Since she was a teenager, Brennan said she knew she wanted to write for magazines. However, due to the imbalance of literary and lifestyle magazines on campus, Brennan and Martucci created Em Magazine to give themselves and other students the opportunity to write for a magazine about fashion, culture, and the Emerson experience.

“There was not a magazine on campus that students could work for that was most like a lifestyle magazine, and that was the experience I wanted to get,” Martucci said in a phone interview from Beverly, MA. “And I knew other students would both want to experience working for that type of publication and would enjoy the content.”

Due to the lack of funding and volunteer participation, Brennan said Em Magazine originated as a grassroots organization. She said she spent all of her spare time recruiting students in hallways and classes and managing content for future online and print issues.

Kenneth Craig ‘08, a friend of Brennan’s since their first year at Emerson, said that while he never worked with Brennan at Em Magazine, he saw her passion and drive.

“I remember when she started it and what an incredible thing that was and how passionate she was” Craig said in a phone interview from New York. “I remember being so impressed that she launched an entire magazine on her own.”

Martucci said she and Brennan wanted to focus the magazine on the Emerson experience and students’ lives so that it would stand out from other publications on campus.

“I think Emerson is so unique in its culture and its campus and the type of students that come [here] and [their] energy,” Brennan said. “You walk the halls and every single person is working on something and it’s something super impressive and fascinating and creative.
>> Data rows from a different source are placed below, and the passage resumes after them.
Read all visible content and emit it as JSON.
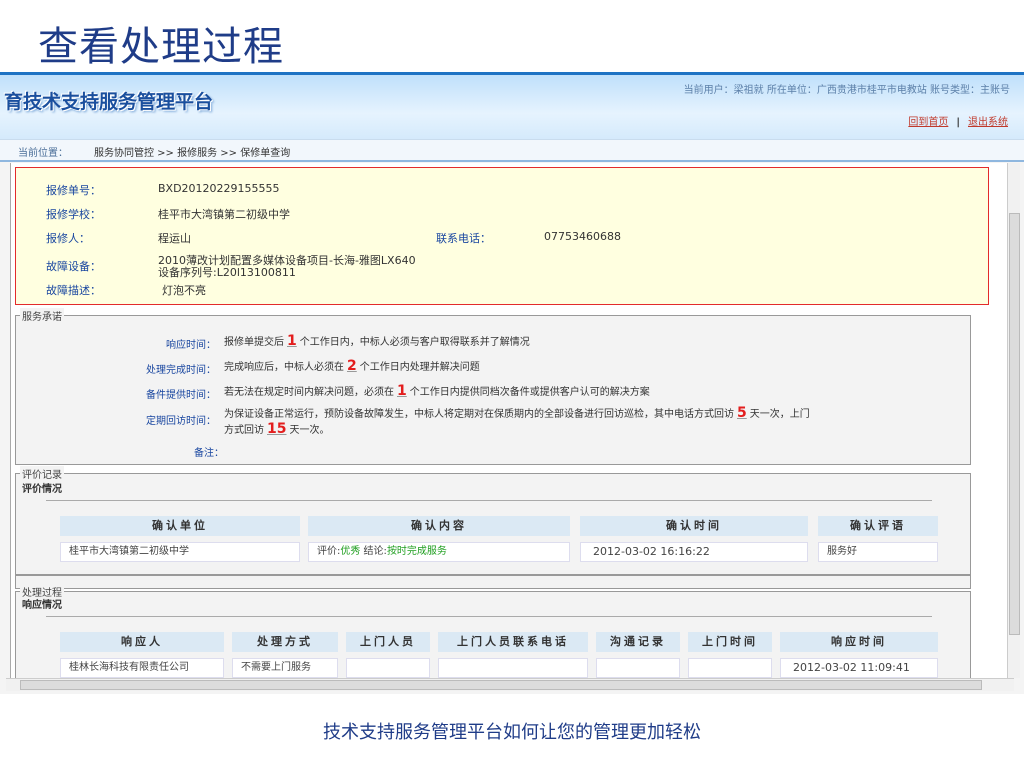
{
  "slide": {
    "title": "查看处理过程",
    "caption": "技术支持服务管理平台如何让您的管理更加轻松"
  },
  "header": {
    "logo": "育技术支持服务管理平台",
    "user_info": "当前用户：梁祖就   所在单位：广西贵港市桂平市电教站   账号类型：主账号",
    "home_link": "回到首页",
    "logout_link": "退出系统"
  },
  "breadcrumb": {
    "label": "当前位置：",
    "path": "服务协同管控 >> 报修服务 >> 保修单查询"
  },
  "repair_info": {
    "order_no_label": "报修单号：",
    "order_no": "BXD20120229155555",
    "school_label": "报修学校：",
    "school": "桂平市大湾镇第二初级中学",
    "reporter_label": "报修人：",
    "reporter": "程运山",
    "phone_label": "联系电话：",
    "phone": "07753460688",
    "device_label": "故障设备：",
    "device_line1": "2010薄改计划配置多媒体设备项目-长海-雅图LX640",
    "device_line2": "设备序列号:L20l13100811",
    "desc_label": "故障描述：",
    "desc": "灯泡不亮"
  },
  "service_commitment": {
    "legend": "服务承诺",
    "response_label": "响应时间：",
    "response_pre": "报修单提交后",
    "response_num": "1",
    "response_post": "个工作日内，中标人必须与客户取得联系并了解情况",
    "complete_label": "处理完成时间：",
    "complete_pre": "完成响应后，中标人必须在",
    "complete_num": "2",
    "complete_post": "个工作日内处理并解决问题",
    "spare_label": "备件提供时间：",
    "spare_pre": "若无法在规定时间内解决问题，必须在",
    "spare_num": "1",
    "spare_post": "个工作日内提供同档次备件或提供客户认可的解决方案",
    "revisit_label": "定期回访时间：",
    "revisit_pre": "为保证设备正常运行，预防设备故障发生，中标人将定期对在保质期内的全部设备进行回访巡检，其中电话方式回访",
    "revisit_num1": "5",
    "revisit_mid": "天一次，上门",
    "revisit_line2_pre": "方式回访",
    "revisit_num2": "15",
    "revisit_post": "天一次。",
    "remark_label": "备注："
  },
  "evaluation": {
    "legend": "评价记录",
    "subtitle": "评价情况",
    "columns": [
      "确认单位",
      "确认内容",
      "确认时间",
      "确认评语"
    ],
    "row": {
      "unit": "桂平市大湾镇第二初级中学",
      "content_pre": "评价:",
      "content_rating": "优秀",
      "content_mid": " 结论:",
      "content_result": "按时完成服务",
      "time": "2012-03-02 16:16:22",
      "comment": "服务好"
    }
  },
  "process": {
    "legend": "处理过程",
    "subtitle": "响应情况",
    "columns": [
      "响应人",
      "处理方式",
      "上门人员",
      "上门人员联系电话",
      "沟通记录",
      "上门时间",
      "响应时间"
    ],
    "row": {
      "responder": "桂林长海科技有限责任公司",
      "method": "不需要上门服务",
      "visitor": "",
      "visitor_phone": "",
      "record": "",
      "visit_time": "",
      "response_time": "2012-03-02 11:09:41"
    }
  },
  "colors": {
    "accent": "#1a47a0",
    "highlight": "#e31e1e",
    "positive": "#1e9e1e"
  }
}
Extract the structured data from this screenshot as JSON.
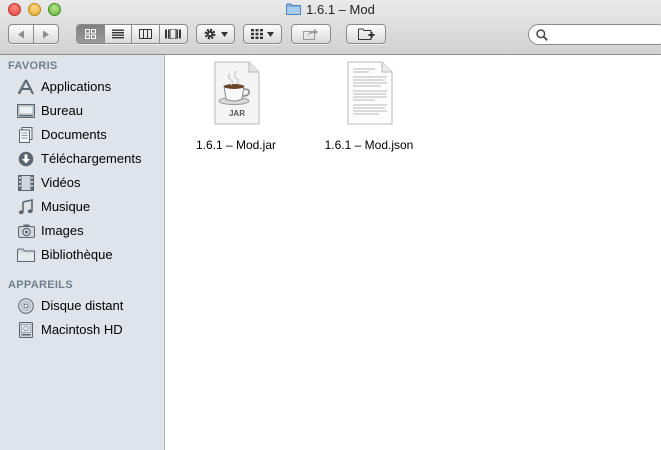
{
  "window": {
    "title": "1.6.1 – Mod"
  },
  "toolbar": {
    "back_icon": "chevron-left-icon",
    "forward_icon": "chevron-right-icon",
    "views": [
      "icon-view",
      "list-view",
      "column-view",
      "coverflow-view"
    ],
    "action_icon": "gear-icon",
    "arrange_icon": "grid-icon",
    "share_icon": "share-icon",
    "newfolder_icon": "new-folder-icon",
    "search_placeholder": ""
  },
  "sidebar": {
    "favorites_header": "FAVORIS",
    "favorites": [
      {
        "label": "Applications",
        "icon": "applications-icon"
      },
      {
        "label": "Bureau",
        "icon": "desktop-icon"
      },
      {
        "label": "Documents",
        "icon": "documents-icon"
      },
      {
        "label": "Téléchargements",
        "icon": "downloads-icon"
      },
      {
        "label": "Vidéos",
        "icon": "movies-icon"
      },
      {
        "label": "Musique",
        "icon": "music-icon"
      },
      {
        "label": "Images",
        "icon": "camera-icon"
      },
      {
        "label": "Bibliothèque",
        "icon": "folder-icon"
      }
    ],
    "devices_header": "APPAREILS",
    "devices": [
      {
        "label": "Disque distant",
        "icon": "optical-disc-icon"
      },
      {
        "label": "Macintosh HD",
        "icon": "hard-drive-icon"
      }
    ]
  },
  "files": [
    {
      "name": "1.6.1 – Mod.jar",
      "badge": "JAR",
      "icon": "jar-file-icon"
    },
    {
      "name": "1.6.1 – Mod.json",
      "icon": "text-document-icon"
    }
  ],
  "colors": {
    "sidebar_bg": "#dee4ea",
    "section_header": "#707e8b"
  }
}
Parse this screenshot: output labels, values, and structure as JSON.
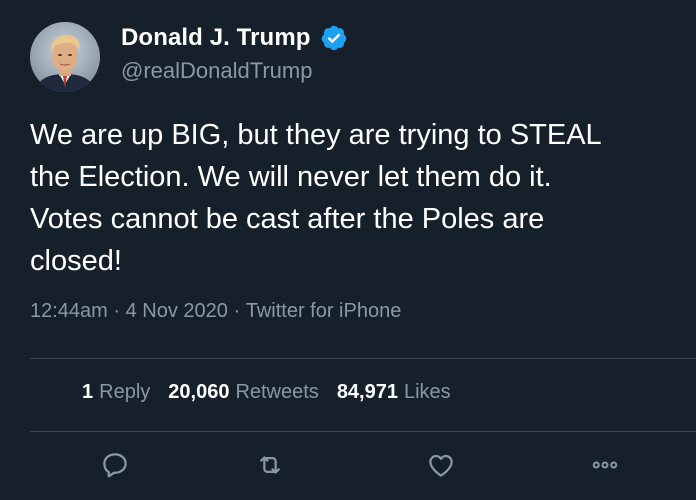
{
  "author": {
    "display_name": "Donald J. Trump",
    "handle": "@realDonaldTrump",
    "verified_badge_icon": "verified-icon",
    "avatar_icon": "avatar-photo"
  },
  "tweet": {
    "text": "We are up BIG, but they are trying to STEAL\nthe Election. We will never let them do it.\nVotes cannot be cast after the Poles are\nclosed!",
    "time": "12:44am",
    "separator": " · ",
    "date": "4 Nov 2020",
    "source": "Twitter for iPhone"
  },
  "stats": {
    "replies_count": "1",
    "replies_label": "Reply",
    "retweets_count": "20,060",
    "retweets_label": "Retweets",
    "likes_count": "84,971",
    "likes_label": "Likes"
  },
  "actions": [
    "reply-icon",
    "retweet-icon",
    "like-icon",
    "more-icon"
  ],
  "colors": {
    "background": "#15202b",
    "text_primary": "#ffffff",
    "text_secondary": "#8899a6",
    "divider": "#38444d",
    "verified": "#1da1f2"
  }
}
Em Magazine’s first print edition, titled Baring It All, released in 2008. According to Martucci, the edition consisted of a nude photo shoot that showcased students’ vulnerabilities.

“We called it the naked issue,” Brennan said. “It had students who were completely bare, exposing themselves figuratively and literally just to showcase how hard it could be to be a student, especially in the creative arts.”

Brennan said the current publishers of Em Magazine send her new issues every year. While Em Magazine’s content changed in the last decade, she said she loves to see how the magazine has evolved over the years.

“I think the beauty of it is that it has evolved as years have gone by and I think molds itself to the creative talents that are working on it,” Brennan said. “And every single issue reminds me that’s a great thing.”

Correction 2/08/2020: A previous version of this article misspelled Andrea Martucci’s name in the fourth paragraph. This has been corrected.